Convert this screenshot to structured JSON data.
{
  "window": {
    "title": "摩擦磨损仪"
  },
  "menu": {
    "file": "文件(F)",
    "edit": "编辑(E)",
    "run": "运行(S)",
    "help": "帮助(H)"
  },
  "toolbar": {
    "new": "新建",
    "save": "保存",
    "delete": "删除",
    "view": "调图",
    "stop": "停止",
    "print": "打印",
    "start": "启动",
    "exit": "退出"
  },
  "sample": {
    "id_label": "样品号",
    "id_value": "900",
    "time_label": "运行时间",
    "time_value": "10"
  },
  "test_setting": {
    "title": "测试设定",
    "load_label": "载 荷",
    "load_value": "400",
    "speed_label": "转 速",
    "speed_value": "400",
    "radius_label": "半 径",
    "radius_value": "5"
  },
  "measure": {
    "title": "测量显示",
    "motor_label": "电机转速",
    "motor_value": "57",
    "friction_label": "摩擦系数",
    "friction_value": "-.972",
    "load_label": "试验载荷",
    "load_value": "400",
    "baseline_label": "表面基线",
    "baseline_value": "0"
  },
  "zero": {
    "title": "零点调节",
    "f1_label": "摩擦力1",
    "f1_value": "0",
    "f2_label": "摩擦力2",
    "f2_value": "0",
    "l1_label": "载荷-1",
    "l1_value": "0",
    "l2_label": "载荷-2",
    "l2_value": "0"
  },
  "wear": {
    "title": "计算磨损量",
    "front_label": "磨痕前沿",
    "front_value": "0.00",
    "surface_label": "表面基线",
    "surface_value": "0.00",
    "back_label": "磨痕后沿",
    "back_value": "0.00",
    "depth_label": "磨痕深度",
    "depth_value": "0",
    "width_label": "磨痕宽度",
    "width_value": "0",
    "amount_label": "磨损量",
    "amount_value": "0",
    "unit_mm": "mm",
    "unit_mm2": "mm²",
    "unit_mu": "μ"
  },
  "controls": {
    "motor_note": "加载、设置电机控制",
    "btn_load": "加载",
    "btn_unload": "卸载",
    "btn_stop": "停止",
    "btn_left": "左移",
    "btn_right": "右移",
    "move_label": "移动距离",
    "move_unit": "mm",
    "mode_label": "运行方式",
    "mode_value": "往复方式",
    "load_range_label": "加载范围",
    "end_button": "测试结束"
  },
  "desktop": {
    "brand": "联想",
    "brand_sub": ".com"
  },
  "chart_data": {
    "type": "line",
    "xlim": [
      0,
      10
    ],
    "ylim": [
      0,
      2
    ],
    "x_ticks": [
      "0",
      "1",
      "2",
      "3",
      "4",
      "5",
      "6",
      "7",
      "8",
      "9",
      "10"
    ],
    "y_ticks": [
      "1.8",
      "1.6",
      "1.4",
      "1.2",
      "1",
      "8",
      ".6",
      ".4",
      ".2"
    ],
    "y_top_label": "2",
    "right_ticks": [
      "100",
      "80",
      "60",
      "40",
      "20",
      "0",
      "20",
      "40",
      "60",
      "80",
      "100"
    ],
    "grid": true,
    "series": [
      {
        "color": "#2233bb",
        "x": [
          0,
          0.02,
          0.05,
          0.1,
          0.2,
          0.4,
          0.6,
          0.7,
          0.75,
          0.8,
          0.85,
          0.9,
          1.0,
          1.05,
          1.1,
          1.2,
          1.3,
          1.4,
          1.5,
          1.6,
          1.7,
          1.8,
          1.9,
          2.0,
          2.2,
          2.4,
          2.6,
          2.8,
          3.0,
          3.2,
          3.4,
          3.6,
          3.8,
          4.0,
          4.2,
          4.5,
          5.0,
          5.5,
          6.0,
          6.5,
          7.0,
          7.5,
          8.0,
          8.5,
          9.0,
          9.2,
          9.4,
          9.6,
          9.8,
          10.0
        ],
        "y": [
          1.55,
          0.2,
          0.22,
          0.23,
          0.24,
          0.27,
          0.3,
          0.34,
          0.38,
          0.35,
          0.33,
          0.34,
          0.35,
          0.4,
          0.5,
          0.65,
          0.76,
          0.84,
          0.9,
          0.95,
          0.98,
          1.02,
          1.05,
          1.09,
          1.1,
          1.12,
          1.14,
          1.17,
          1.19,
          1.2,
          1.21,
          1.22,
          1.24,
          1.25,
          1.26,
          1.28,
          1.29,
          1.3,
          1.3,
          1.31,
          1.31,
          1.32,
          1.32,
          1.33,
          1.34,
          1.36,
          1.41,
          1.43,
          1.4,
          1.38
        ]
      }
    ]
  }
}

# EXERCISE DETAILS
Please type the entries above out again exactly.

# ANSWER SPACE
Convert this screenshot to structured JSON data.
{
  "window": {
    "title": "摩擦磨损仪"
  },
  "menu": {
    "file": "文件(F)",
    "edit": "编辑(E)",
    "run": "运行(S)",
    "help": "帮助(H)"
  },
  "toolbar": {
    "new": "新建",
    "save": "保存",
    "delete": "删除",
    "view": "调图",
    "stop": "停止",
    "print": "打印",
    "start": "启动",
    "exit": "退出"
  },
  "sample": {
    "id_label": "样品号",
    "id_value": "900",
    "time_label": "运行时间",
    "time_value": "10"
  },
  "test_setting": {
    "title": "测试设定",
    "load_label": "载 荷",
    "load_value": "400",
    "speed_label": "转 速",
    "speed_value": "400",
    "radius_label": "半 径",
    "radius_value": "5"
  },
  "measure": {
    "title": "测量显示",
    "motor_label": "电机转速",
    "motor_value": "57",
    "friction_label": "摩擦系数",
    "friction_value": "-.972",
    "load_label": "试验载荷",
    "load_value": "400",
    "baseline_label": "表面基线",
    "baseline_value": "0"
  },
  "zero": {
    "title": "零点调节",
    "f1_label": "摩擦力1",
    "f1_value": "0",
    "f2_label": "摩擦力2",
    "f2_value": "0",
    "l1_label": "载荷-1",
    "l1_value": "0",
    "l2_label": "载荷-2",
    "l2_value": "0"
  },
  "wear": {
    "title": "计算磨损量",
    "front_label": "磨痕前沿",
    "front_value": "0.00",
    "surface_label": "表面基线",
    "surface_value": "0.00",
    "back_label": "磨痕后沿",
    "back_value": "0.00",
    "depth_label": "磨痕深度",
    "depth_value": "0",
    "width_label": "磨痕宽度",
    "width_value": "0",
    "amount_label": "磨损量",
    "amount_value": "0",
    "unit_mm": "mm",
    "unit_mm2": "mm²",
    "unit_mu": "μ"
  },
  "controls": {
    "motor_note": "加载、设置电机控制",
    "btn_load": "加载",
    "btn_unload": "卸载",
    "btn_stop": "停止",
    "btn_left": "左移",
    "btn_right": "右移",
    "move_label": "移动距离",
    "move_unit": "mm",
    "mode_label": "运行方式",
    "mode_value": "往复方式",
    "load_range_label": "加载范围",
    "end_button": "测试结束"
  },
  "desktop": {
    "brand": "联想",
    "brand_sub": ".com"
  },
  "chart_data": {
    "type": "line",
    "xlim": [
      0,
      10
    ],
    "ylim": [
      0,
      2
    ],
    "x_ticks": [
      "0",
      "1",
      "2",
      "3",
      "4",
      "5",
      "6",
      "7",
      "8",
      "9",
      "10"
    ],
    "y_ticks": [
      "1.8",
      "1.6",
      "1.4",
      "1.2",
      "1",
      "8",
      ".6",
      ".4",
      ".2"
    ],
    "y_top_label": "2",
    "right_ticks": [
      "100",
      "80",
      "60",
      "40",
      "20",
      "0",
      "20",
      "40",
      "60",
      "80",
      "100"
    ],
    "grid": true,
    "series": [
      {
        "color": "#2233bb",
        "x": [
          0,
          0.02,
          0.05,
          0.1,
          0.2,
          0.4,
          0.6,
          0.7,
          0.75,
          0.8,
          0.85,
          0.9,
          1.0,
          1.05,
          1.1,
          1.2,
          1.3,
          1.4,
          1.5,
          1.6,
          1.7,
          1.8,
          1.9,
          2.0,
          2.2,
          2.4,
          2.6,
          2.8,
          3.0,
          3.2,
          3.4,
          3.6,
          3.8,
          4.0,
          4.2,
          4.5,
          5.0,
          5.5,
          6.0,
          6.5,
          7.0,
          7.5,
          8.0,
          8.5,
          9.0,
          9.2,
          9.4,
          9.6,
          9.8,
          10.0
        ],
        "y": [
          1.55,
          0.2,
          0.22,
          0.23,
          0.24,
          0.27,
          0.3,
          0.34,
          0.38,
          0.35,
          0.33,
          0.34,
          0.35,
          0.4,
          0.5,
          0.65,
          0.76,
          0.84,
          0.9,
          0.95,
          0.98,
          1.02,
          1.05,
          1.09,
          1.1,
          1.12,
          1.14,
          1.17,
          1.19,
          1.2,
          1.21,
          1.22,
          1.24,
          1.25,
          1.26,
          1.28,
          1.29,
          1.3,
          1.3,
          1.31,
          1.31,
          1.32,
          1.32,
          1.33,
          1.34,
          1.36,
          1.41,
          1.43,
          1.4,
          1.38
        ]
      }
    ]
  }
}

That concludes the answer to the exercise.